*** Opening EXTRACTED DATA ***

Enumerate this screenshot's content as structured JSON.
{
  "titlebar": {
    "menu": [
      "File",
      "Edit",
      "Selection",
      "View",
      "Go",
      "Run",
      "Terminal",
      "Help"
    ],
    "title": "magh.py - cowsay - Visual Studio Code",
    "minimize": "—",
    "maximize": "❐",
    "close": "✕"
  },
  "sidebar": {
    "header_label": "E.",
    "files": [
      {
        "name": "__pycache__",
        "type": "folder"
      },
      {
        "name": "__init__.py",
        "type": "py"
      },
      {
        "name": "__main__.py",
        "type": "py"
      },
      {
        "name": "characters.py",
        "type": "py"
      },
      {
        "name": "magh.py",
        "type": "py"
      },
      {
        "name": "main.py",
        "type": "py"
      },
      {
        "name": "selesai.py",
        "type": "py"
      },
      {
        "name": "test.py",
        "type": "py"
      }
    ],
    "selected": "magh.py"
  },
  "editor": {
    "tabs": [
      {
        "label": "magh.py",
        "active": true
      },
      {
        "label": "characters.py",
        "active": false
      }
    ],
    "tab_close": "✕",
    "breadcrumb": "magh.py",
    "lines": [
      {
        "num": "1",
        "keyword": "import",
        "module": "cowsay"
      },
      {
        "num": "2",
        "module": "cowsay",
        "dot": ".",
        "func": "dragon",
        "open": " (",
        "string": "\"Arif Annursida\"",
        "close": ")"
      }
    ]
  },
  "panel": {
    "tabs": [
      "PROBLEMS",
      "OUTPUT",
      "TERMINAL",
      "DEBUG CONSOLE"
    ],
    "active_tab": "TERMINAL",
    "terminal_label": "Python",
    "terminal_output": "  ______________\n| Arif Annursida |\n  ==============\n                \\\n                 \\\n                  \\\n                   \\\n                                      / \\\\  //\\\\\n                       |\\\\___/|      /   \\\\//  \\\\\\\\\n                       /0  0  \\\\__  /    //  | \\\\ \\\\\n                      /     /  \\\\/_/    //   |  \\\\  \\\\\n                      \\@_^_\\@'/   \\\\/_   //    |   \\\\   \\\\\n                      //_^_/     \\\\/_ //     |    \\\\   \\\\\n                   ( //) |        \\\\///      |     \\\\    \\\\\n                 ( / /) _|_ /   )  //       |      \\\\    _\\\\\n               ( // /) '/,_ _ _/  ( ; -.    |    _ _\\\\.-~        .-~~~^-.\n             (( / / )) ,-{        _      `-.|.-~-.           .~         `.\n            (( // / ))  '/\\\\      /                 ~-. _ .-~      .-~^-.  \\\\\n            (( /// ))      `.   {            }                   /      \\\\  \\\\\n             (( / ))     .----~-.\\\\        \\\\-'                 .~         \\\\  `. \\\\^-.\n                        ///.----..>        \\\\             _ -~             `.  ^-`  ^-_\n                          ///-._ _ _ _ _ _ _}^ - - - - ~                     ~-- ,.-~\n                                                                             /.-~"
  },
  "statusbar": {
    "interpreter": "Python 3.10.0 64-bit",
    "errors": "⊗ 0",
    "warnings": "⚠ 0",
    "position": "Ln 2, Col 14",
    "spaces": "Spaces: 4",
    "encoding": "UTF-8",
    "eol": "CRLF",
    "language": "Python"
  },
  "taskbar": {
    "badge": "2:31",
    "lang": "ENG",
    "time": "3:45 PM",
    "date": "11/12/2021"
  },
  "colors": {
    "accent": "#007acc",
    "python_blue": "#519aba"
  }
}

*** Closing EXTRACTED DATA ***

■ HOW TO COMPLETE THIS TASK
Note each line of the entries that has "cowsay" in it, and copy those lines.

■ REPLY
    "title": "magh.py - cowsay - Visual Studio Code",
        "module": "cowsay"
        "module": "cowsay",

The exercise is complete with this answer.